By Becky Bracken
Pushing growth in the quantum computing ecosphere is what will help grow technologies into real-world problem solvers. And providing academics and private researchers access to the best available systems is the best way to kickstart innovation.
IBM Quantum is hoping to accelerate development with its latest installation of a IBM Quantum System One at the University of Tokyo. The System One will be made available to public and private researchers throughout Japan. This is just the second System One outside the U.S.
“IBM is committed to the growth of the global quantum ecosystem and fostering collaboration between different research communities,” Dr. Dario Gil, Senior Vice President and Director of IBM Research said. “As part of this global effort, I am proud to be unveiling Japan’s most powerful quantum computer and excited to see the contributions to research that will be made by Japan’s world-class academic, private sector and government institutions. Together, we can take major steps to accelerate scientific progress in a variety of fields.”
The University of Tokyo and its Quantum Innovation Consortium, launched in 2020, has committed to develop quantum computing talent throughout the country. The deployment of the IBM System One is the result of the group’s efforts.
“In the rapidly changing field of quantum technology, it is extremely important not only to develop quantum technology-related elements and systems, but also to foster the next generation of human resources in order to achieve advanced social implementation on a global scale,” Teruo Fujii, President of the University of Tokyo said. “Our university has a broad base of research talents and has been always promoting high-level quantum education from the undergraduate level. Now, we will further refine the development of the next generation of quantum native skillsets by utilizing IBM Quantum System One.”
Just weeks ago, Germany unveiled its own IBM Quantum System One at the Stuttgart as part of a multi-billion-dollar investment in quantum computing development within its borders.
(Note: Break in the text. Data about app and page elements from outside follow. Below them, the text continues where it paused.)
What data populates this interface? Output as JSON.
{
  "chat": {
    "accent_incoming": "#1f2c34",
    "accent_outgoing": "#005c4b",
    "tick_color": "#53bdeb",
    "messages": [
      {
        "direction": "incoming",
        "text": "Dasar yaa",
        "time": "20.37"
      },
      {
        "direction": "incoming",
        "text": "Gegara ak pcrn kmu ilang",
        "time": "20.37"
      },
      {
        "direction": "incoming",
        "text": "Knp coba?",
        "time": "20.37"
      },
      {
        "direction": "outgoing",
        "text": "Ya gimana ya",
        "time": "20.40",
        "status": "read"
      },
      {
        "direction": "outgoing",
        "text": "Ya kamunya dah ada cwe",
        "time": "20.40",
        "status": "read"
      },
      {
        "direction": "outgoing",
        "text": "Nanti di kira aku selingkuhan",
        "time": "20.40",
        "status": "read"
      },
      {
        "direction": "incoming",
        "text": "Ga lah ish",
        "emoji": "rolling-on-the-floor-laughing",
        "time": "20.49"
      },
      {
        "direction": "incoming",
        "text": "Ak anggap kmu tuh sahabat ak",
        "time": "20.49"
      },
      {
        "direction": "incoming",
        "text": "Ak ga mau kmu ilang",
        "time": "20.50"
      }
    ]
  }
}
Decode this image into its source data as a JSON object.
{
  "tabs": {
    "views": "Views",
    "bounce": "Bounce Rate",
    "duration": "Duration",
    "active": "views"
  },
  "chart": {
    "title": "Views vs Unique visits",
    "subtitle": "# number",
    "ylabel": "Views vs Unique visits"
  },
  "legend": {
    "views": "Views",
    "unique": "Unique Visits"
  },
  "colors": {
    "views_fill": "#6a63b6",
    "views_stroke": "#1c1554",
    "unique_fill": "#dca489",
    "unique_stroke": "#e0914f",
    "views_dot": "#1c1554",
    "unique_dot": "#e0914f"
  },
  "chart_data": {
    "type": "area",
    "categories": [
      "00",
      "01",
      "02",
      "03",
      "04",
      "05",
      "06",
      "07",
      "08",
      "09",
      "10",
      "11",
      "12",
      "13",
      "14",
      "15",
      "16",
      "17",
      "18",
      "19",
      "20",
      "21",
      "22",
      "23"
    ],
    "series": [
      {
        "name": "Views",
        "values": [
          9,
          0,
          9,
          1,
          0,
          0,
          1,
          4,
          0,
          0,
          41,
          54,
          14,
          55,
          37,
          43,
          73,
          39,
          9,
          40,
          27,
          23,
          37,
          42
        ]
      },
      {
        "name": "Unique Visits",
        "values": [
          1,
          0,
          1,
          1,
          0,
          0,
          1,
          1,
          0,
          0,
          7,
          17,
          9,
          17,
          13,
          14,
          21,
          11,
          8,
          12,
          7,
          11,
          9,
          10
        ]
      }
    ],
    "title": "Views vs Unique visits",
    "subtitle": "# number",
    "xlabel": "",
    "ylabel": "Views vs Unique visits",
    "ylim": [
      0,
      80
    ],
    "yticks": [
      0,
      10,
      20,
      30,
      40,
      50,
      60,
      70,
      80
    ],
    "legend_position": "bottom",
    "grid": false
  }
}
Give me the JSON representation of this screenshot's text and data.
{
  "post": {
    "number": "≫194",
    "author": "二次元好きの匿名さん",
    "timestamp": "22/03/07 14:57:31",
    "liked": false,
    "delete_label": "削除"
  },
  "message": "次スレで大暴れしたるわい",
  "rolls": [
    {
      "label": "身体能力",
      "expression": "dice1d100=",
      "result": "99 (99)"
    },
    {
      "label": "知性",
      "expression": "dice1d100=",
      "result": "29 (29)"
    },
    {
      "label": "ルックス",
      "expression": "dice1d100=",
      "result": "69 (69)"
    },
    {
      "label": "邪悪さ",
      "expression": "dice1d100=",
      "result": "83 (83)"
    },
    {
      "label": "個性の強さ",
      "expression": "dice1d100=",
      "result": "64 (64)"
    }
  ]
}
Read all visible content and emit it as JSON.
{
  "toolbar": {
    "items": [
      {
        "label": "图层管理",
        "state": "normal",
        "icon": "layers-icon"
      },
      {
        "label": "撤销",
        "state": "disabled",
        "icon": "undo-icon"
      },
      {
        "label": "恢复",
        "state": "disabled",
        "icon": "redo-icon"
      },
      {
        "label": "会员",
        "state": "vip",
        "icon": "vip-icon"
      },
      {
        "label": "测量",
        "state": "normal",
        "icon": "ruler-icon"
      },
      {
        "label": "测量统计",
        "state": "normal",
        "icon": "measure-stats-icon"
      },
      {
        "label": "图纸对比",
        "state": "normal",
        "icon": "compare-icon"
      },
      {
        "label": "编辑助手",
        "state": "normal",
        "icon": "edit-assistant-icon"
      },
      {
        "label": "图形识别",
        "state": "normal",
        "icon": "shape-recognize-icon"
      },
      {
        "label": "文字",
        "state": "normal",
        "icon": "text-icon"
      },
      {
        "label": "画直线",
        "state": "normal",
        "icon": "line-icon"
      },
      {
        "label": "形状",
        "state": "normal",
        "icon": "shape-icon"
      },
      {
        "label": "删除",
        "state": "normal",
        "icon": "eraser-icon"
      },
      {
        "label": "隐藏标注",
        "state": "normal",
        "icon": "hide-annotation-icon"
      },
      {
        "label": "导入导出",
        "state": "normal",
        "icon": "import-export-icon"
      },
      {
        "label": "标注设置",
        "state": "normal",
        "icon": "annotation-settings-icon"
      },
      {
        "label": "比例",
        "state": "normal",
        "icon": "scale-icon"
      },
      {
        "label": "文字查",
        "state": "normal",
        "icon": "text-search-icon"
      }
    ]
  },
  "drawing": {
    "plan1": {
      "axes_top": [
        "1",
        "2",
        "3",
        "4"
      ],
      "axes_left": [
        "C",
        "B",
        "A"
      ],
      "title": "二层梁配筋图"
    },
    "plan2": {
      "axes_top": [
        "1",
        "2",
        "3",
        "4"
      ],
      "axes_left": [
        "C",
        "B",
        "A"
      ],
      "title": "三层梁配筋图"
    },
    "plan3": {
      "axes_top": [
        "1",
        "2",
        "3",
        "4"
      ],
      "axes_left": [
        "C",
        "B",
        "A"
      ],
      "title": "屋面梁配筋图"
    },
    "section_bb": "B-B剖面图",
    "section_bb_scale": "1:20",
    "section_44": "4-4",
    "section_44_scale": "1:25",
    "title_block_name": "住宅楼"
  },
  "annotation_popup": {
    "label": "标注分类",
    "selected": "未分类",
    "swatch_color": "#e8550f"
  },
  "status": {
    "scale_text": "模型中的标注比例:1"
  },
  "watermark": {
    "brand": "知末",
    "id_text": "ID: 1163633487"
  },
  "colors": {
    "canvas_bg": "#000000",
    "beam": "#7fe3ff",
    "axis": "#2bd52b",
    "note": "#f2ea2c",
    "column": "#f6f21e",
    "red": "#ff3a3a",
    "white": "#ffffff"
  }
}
The European Union is also keen to fire up their own quantum research and IBM is planning to install a System One at the UK’s Science and Technologies Facilities Council.
Two additional computers are slated to be installed in the U.S., one at the Cleveland Clinic in Ohio and the other at the University of Illinois Urbana-Champaign.
“IBM is committed to the growth of the global quantum ecosystem,” said Dr. Dario Gil, Director of IBM Research said.